If resignation appears to be the only option going forward, it must be done in response to the alleged breach(es) (i.e. without unreasonable delay after they have occurred, so as not to give the impression that these breaches have been affirmed). Whilst not strictly required, a resignation would normally be with immediate effect and without serving any notice period. The reason is that the whole argument would be that things had become so bad that the employee cannot even continue working there a day longer. It is also advisable to resign in writing, stating the reasons for the resignation and that the whole situation is being treated as constructive dismissal.

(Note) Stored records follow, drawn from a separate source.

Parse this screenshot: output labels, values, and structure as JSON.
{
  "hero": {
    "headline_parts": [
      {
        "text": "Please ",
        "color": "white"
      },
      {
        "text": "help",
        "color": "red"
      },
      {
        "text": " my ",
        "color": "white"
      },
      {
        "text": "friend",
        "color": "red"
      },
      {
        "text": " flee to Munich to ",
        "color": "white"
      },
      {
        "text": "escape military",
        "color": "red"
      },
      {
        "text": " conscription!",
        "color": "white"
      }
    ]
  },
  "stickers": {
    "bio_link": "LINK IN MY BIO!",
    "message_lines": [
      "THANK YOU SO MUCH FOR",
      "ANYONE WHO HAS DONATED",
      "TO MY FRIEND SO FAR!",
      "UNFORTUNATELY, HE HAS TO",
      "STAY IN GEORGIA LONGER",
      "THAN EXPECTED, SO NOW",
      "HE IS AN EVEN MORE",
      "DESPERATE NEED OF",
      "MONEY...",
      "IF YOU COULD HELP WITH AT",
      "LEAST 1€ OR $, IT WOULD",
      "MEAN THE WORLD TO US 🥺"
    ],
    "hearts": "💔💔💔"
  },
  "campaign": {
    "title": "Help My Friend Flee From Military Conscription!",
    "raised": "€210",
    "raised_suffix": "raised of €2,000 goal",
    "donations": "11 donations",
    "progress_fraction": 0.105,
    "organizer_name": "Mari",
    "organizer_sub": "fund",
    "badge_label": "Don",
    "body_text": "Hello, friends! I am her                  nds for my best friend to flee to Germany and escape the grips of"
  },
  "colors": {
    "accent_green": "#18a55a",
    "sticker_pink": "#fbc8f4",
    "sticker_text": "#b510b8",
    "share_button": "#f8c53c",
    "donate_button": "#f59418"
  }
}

Following the resignation, the option of pursuing a claim for constructive dismissal exists. This is only available to employees who have at least 2 years' continuous service with the employer, unless the reasons for resignation are linked to some limited exceptions, such as due to discrimination (on grounds of gender, race, religion, age, disability), or due to another protected act, like raising health and safety concerns or making other protected disclosures. There is a time limit of 3 months from the date of termination of employment to submit a claim in the Employment Tribunal.

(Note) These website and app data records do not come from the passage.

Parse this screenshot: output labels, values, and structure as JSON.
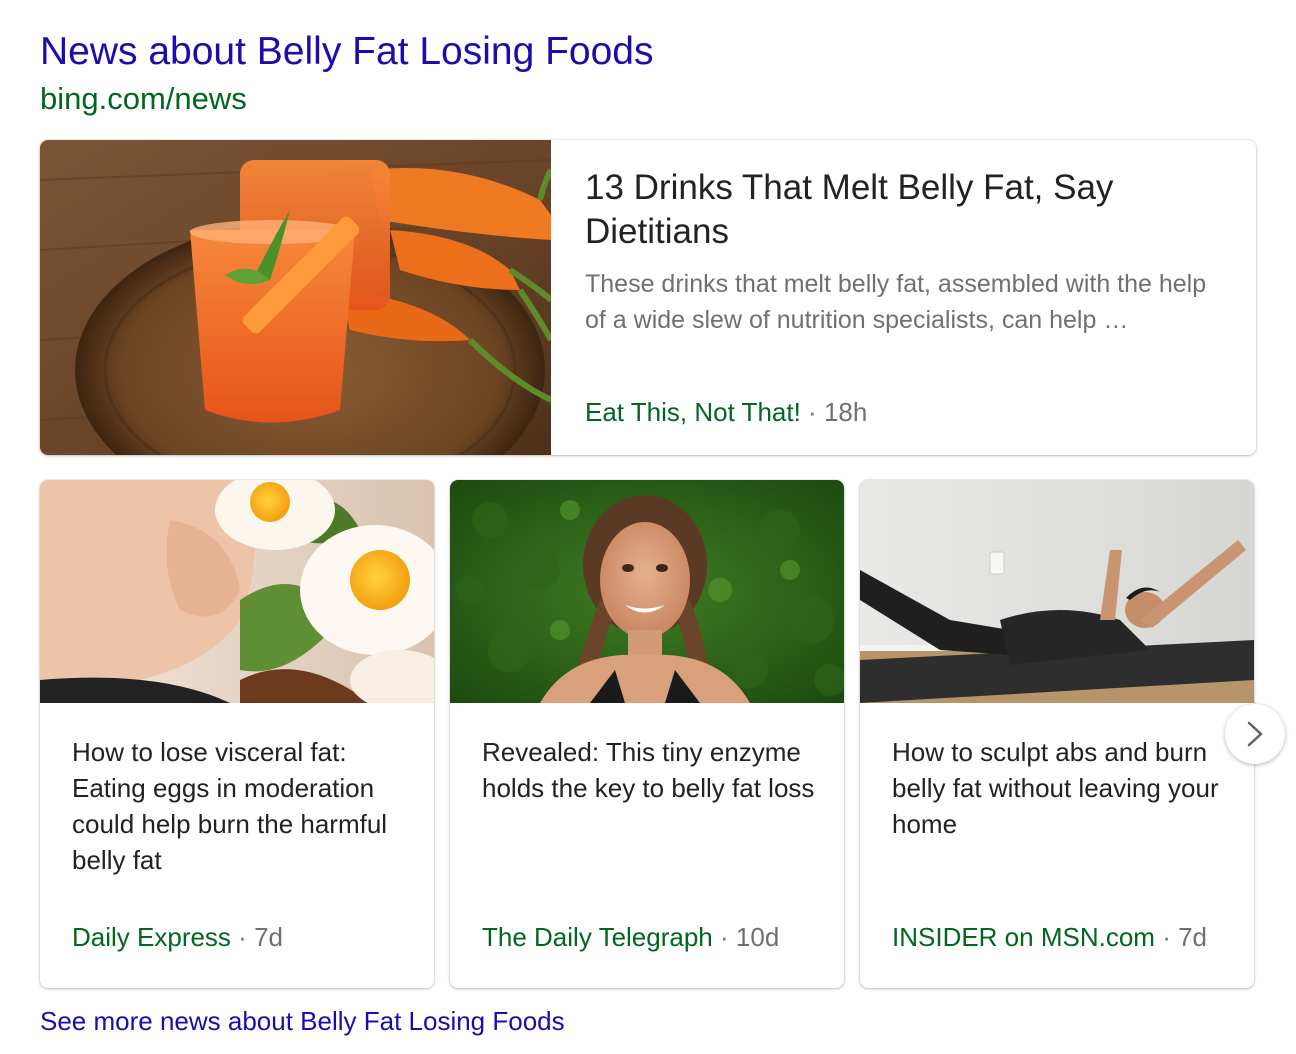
{
  "header": {
    "title": "News about Belly Fat Losing Foods",
    "url": "bing.com/news"
  },
  "featured": {
    "headline": "13 Drinks That Melt Belly Fat, Say Dietitians",
    "snippet": "These drinks that melt belly fat, assembled with the help of a wide slew of nutrition specialists, can help …",
    "source": "Eat This, Not That!",
    "separator": "·",
    "age": "18h",
    "image_icon": "carrot-juice-photo"
  },
  "cards": [
    {
      "headline": "How to lose visceral fat: Eating eggs in moderation could help burn the harmful belly fat",
      "source": "Daily Express",
      "separator": "·",
      "age": "7d",
      "image_icon": "belly-and-eggs-photo"
    },
    {
      "headline": "Revealed: This tiny enzyme holds the key to belly fat loss",
      "source": "The Daily Telegraph",
      "separator": "·",
      "age": "10d",
      "image_icon": "woman-portrait-photo"
    },
    {
      "headline": "How to sculpt abs and burn belly fat without leaving your home",
      "source": "INSIDER on MSN.com",
      "separator": "·",
      "age": "7d",
      "image_icon": "man-exercising-photo"
    }
  ],
  "navigation": {
    "next_icon": "chevron-right-icon"
  },
  "footer": {
    "more_link": "See more news about Belly Fat Losing Foods"
  },
  "colors": {
    "link": "#1a0dab",
    "url": "#006621",
    "source": "#006621",
    "meta": "#707070",
    "headline": "#222222"
  }
}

It is also worth mentioning that there is a possible alternative solution to this, which could avoid the need for legal action. That is where the employer is approached on a 'without prejudice' basis (i.e. off the record and with protection against these discussions being brought up in future legal proceedings) to try and discuss the possibility of leaving under a settlement agreement. This can be done by asking for a meeting, or it can be done in writing, via letter or email. Under a settlement agreement the employee gets compensated for leaving the company with no fuss and in return promises not to make any claims against the employer in the future. It is essentially a clean break, where both parties move on without the need for going to the Employment Tribunal. However, it is an entirely voluntary process and the employer does not have to participate in such negotiations or agree to anything. There is nothing to lose by approaching this subject with the employer and testing the waters on this possibility - the worst outcome is they say no, whereas if successful it can mean being allowed to leave in accordance with any pre-agreed terms, such as with compensation and an agreed reference.

Please follow this link to ACAS for some more general information about constructive dismissal:

https://www.acas.org.uk/dismissals/constructive-dismissal

Hopefully, I have answered your query in a way that is simple and easy to understand. If anything remains unclear, I will be more than happy to clarify it for you. In the meantime, thank you once again for using our services.

Expert:  Ben Jones replied 7 days ago.

I hope that your query has been answered to your satisfaction. I just wanted to take this opportunity to remind you that if you needed any further clarification with this query, you should not hesitate to contact me and I will be happy to help. For now, thank you for using our services.

Customer: replied 7 days ago.
Hi Ben, thanks for your detailed response and apologies for my slow reply. I'll be back in touch should I need clarification on anything. Meanwhile thanks again and kind regards, Annette
Expert:  Ben Jones replied 7 days ago.

You are most welcome and all the best